- WHAT TO PRODUCE -
Check every line below for the string "text", and copy the lines that contain it.

----- SUPPLIED RECORDS

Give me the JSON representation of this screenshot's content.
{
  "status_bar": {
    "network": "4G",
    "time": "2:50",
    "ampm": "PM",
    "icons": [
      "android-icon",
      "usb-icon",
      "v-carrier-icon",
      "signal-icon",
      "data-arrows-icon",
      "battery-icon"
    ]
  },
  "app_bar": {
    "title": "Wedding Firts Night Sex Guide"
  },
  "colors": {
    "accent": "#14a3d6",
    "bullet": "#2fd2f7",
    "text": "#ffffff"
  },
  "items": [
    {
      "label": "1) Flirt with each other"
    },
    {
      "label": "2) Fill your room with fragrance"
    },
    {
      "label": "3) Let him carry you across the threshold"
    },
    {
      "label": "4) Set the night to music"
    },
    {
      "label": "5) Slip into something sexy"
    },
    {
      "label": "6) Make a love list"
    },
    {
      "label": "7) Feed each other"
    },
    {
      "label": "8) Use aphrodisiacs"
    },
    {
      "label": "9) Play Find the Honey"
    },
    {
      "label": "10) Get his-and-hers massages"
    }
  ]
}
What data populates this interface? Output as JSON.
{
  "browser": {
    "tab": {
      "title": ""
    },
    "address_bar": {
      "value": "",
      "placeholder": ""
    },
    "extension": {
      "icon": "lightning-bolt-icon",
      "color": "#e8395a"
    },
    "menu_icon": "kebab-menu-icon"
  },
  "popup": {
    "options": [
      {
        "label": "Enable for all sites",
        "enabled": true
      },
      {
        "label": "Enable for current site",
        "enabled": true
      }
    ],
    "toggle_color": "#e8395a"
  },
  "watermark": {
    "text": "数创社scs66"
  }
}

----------
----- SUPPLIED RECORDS

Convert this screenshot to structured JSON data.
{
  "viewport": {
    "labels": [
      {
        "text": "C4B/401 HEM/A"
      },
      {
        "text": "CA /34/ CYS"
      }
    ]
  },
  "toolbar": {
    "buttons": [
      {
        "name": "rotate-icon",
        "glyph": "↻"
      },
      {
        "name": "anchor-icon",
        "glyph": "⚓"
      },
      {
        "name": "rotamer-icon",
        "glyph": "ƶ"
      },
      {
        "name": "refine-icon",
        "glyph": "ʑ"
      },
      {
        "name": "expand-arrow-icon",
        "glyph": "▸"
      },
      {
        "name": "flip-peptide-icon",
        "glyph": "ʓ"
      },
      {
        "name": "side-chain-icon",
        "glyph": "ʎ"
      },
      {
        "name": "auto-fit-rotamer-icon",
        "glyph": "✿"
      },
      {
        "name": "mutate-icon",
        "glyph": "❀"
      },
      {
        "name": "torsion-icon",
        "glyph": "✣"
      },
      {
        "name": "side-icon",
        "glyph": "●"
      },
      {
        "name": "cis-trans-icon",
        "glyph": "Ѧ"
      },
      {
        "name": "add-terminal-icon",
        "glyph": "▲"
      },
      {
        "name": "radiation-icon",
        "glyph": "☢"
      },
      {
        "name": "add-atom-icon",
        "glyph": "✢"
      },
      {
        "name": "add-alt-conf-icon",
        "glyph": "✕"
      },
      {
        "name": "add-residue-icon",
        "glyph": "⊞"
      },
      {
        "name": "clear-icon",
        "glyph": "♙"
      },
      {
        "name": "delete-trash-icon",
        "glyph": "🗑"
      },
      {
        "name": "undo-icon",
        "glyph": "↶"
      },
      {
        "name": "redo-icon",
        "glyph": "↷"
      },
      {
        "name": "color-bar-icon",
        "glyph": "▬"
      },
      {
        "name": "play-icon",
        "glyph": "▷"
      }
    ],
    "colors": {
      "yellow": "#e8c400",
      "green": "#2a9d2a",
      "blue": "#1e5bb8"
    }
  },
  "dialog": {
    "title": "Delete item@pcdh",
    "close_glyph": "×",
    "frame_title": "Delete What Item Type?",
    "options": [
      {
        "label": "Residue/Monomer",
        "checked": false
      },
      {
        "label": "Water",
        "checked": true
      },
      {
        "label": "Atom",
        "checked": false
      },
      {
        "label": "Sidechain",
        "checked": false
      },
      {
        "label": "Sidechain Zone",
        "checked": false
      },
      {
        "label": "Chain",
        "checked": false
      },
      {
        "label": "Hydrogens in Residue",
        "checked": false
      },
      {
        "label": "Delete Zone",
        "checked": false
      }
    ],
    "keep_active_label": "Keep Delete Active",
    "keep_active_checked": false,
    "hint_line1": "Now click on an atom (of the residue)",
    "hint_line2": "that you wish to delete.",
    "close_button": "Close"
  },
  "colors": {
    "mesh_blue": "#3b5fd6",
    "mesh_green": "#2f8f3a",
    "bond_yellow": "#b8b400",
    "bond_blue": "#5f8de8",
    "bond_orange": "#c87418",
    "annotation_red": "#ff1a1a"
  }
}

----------

- ANSWER BOX -
    "text": "#ffffff"
    "text": "数创社scs66"
        "text": "C4B/401 HEM/A"
        "text": "CA /34/ CYS"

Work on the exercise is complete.